Astronomer Edwin Hubble's landmark paper on the rate of expansion of the universe was published in 1929, overturning the long-held belief among scientists that the universe was static and unchanging.
That's why the Hubble Constant (the number that describes the rate of expansion) is named after him, not to mention the Hubble Space Telescope.
Less well known is that Hubble might not have been the first the person to make this momentous discovery.
A Belgian priest and cosmologist named Georges Lemaitre published a paper reaching very similar conclusions two years earlier. It's a contentious issue among cosmologists, needless to say.
The problem was, Lemaitre's paper was in French, and appeared in a rather obscure journal: Annals of the Brussels Scientific Society. This limited its distribution throughout the scientific community (at least initially).
Yet even when his paper was finally translated and broadly disseminated, certain key elements went missing, sparking rumors that prominent scientists — Sir Arthur Eddington, perhaps, or even Hubble himself — had deliberately "censored" Lemaitre's paper to ensure Hubble's scientific legacy.
What happened? The answer might lie in a new article in Nature by cosmologist and author Mario Livio.
It's a long, complicated story, but here's the CliffsNotes version…
In the late 1920s, astronomer Edwin Hubble was studying distant galaxies at the Carnegie Observatories in Pasadena, home of the spanking new 100-inch Hooker telescope on Mount Wilson.
He measured the brightness of so-called Cepheid variable stars — a type of periodically pulsing star — based on the "Period-Luminosity Relation" discovered by Henrietta Swan Leavitt. Basically, if you know how long it takes for the star to go from bright to dim, this will tell you how bright it actually is. And once you know that, you have a means of measuring distance.
So Hubble was able to deduce the relative distance of the galaxies. He combined those observations with data collected in 1912 by Vesto Slipher. Slipher is usually credited with being the first to notice that the light the galaxies emitted had a pronounced “shift” toward the red end of the electromagnetic spectrum, indicating that they were moving away from earth.
Next Hubble plotted the velocity (indicated by the redshift) against relative distance, to get the graph at the top of this post. To a casual observer, it might seem like a random number of points scattered about, with some clustering hinting at a possible pattern.

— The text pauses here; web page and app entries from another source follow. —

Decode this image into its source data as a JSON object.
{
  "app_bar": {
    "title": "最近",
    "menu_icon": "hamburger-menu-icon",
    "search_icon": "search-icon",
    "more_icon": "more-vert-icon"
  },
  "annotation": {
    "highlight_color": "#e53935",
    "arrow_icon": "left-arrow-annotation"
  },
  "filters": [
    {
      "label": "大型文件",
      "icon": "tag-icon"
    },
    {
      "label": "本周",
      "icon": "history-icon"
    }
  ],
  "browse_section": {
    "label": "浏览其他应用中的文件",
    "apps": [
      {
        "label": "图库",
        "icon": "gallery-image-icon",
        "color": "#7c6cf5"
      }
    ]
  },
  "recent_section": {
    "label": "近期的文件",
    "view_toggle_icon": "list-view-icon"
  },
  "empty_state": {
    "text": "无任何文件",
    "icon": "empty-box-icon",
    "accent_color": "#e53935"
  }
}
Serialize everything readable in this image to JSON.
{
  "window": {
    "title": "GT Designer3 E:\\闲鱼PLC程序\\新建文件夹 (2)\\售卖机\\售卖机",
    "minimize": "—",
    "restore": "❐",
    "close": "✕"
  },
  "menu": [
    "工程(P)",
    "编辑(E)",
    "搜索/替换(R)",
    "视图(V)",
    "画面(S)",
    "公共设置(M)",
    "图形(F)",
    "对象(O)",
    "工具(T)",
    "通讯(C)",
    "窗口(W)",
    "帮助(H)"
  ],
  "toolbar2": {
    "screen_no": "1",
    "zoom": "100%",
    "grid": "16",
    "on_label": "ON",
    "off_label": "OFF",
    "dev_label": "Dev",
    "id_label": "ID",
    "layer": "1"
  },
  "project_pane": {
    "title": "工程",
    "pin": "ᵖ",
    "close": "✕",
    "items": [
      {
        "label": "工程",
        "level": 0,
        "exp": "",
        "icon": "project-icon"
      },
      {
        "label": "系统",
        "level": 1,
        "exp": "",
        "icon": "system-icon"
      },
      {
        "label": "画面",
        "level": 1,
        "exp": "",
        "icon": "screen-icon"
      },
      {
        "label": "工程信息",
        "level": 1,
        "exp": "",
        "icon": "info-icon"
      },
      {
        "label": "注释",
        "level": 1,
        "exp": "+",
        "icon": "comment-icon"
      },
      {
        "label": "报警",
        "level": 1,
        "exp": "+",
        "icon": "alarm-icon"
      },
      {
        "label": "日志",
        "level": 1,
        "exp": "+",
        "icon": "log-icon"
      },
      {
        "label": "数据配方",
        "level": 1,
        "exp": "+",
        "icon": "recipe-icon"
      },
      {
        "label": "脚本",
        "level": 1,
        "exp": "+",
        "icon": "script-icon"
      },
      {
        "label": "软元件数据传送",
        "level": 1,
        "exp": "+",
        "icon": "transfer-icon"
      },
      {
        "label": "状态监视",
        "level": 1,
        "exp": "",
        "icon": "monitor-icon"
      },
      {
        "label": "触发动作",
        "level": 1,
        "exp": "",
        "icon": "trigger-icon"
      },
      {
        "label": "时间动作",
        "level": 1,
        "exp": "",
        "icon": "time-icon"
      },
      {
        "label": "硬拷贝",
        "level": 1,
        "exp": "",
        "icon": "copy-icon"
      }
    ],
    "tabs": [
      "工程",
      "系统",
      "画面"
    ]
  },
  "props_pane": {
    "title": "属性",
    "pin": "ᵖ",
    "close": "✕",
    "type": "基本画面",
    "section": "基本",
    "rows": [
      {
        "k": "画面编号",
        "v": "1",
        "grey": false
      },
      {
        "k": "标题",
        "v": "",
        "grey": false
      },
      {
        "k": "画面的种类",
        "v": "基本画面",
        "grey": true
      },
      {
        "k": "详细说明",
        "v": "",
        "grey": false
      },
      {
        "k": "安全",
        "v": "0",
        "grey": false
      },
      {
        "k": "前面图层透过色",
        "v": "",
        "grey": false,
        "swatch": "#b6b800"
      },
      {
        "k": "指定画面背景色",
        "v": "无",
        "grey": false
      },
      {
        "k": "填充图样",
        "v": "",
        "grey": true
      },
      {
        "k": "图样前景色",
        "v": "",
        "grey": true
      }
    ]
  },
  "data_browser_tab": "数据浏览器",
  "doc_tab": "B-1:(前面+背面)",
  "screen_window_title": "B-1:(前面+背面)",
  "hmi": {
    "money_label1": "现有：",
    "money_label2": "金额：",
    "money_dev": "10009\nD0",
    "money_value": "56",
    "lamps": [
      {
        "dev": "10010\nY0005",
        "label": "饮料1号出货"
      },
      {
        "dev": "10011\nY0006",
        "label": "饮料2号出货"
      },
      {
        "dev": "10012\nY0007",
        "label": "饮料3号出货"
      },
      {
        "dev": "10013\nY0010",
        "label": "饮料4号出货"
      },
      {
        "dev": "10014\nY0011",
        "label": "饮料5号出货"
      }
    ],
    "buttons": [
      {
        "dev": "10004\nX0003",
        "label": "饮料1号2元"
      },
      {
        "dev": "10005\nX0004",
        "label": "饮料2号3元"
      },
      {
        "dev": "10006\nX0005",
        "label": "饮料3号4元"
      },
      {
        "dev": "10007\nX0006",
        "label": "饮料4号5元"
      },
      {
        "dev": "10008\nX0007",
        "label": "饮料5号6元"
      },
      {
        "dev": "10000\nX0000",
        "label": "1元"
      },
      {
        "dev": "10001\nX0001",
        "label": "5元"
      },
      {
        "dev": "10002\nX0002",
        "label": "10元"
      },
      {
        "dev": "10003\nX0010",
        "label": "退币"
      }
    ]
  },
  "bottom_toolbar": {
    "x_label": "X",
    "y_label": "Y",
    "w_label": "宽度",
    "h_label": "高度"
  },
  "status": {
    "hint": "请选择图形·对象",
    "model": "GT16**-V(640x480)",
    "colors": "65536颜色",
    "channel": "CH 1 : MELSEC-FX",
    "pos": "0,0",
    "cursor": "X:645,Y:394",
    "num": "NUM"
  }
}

But Hubble wasn't a casual observer, he was a frickin' genius. He looked at that graph and drew a straight line through all those data points. As telescope resolutions improved over the ensuing decades, Hubble's half-intuitive leap proved correct. Plot the same data today, and the points will fall neatly along the line Hubble drew.

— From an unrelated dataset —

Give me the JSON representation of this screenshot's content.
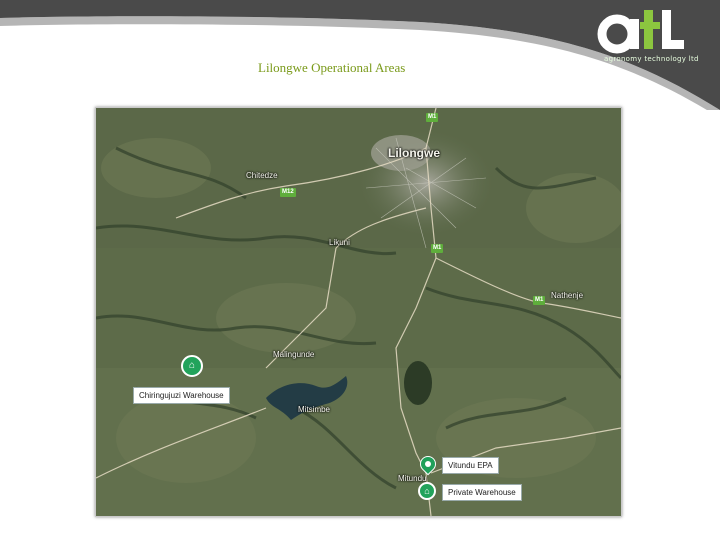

In mathematical terms, that straight line indicates a linear function. That is, the redshift of distant galaxies increased as a linear function of their distance. Hubble reasoned (correctly) that the longer the light has been traveling, the more time there has been for space to expand, and hence the greater the red shift of the light’s wavelength.
So he proposed a law: the greater the distance between any two galaxies, the greater their relative speed of separation. Based on that law, he arrived at an inescapable conclusion: the cosmos was still expanding. And that, of course, changed everything in the field of cosmology.
Now back to Lemaitre.
The academic quibbling usually hinges on whether Lemaitre fully derived Hubble's law on his own from actual observational data, or limited his analysis to theoretical predictions. Lemaitre did rely on data, it turns out — the same redshift data from Slipher's observations, combined with estimates of galaxy distances inferred from Hubble's own observations, published in 1926. And he also correctly concluded that this meant the universe was expanding, not static.
Sean Carroll wrote about this over at Cosmic Variance back in 2007:
Eventually, of course, Lemaitre's crucial role was recognized: among others, Eddington published a long commentary on the work in 1930, calling it "brilliant." Thanks to Eddington, Lemaitre's original paper was translated and published again in 1931.
Oddly, however, some of his original calculations — the ones that specifically related to the Hubble Constant — were omitted. When this was discovered in 1982, speculation ran rampant, as science historians debated whether the omission had been deliberate, to preserve Hubble's claim to the discovery, or merely done in error.
Now Livio has weighed in on the controversy with the results of his own investigation in the matter in the Nov. 10th issue of Nature. He sifted through hundreds of letters preserved by the Royal Astronomical Society, along with minutes from the society's meetings and other archival materials.
And he found that, far from being a pro-Hubble conspiracy, Lemaitre himself omitted the passages. Lemaitre admitted as much in two "smoking gun letters" unearthed by Livio, writing in one:
So there was no conspiracy, it seems. Lemaitre apparently recognized that while his own contributions were important, and deserving of recognition, Hubble was the one who deserves credit for Hubble's Law.
"Lemaitre's letter also provides an interesting insight into the scientific psychology of some of the scientists of the 1920s," Livio writes. "Lemaitre was not at all obsessed with establishing priority for his original discovery. Given that Hubble's results had already been published in 1929 he saw no point in repeating his more tentative earlier finding again in 1931."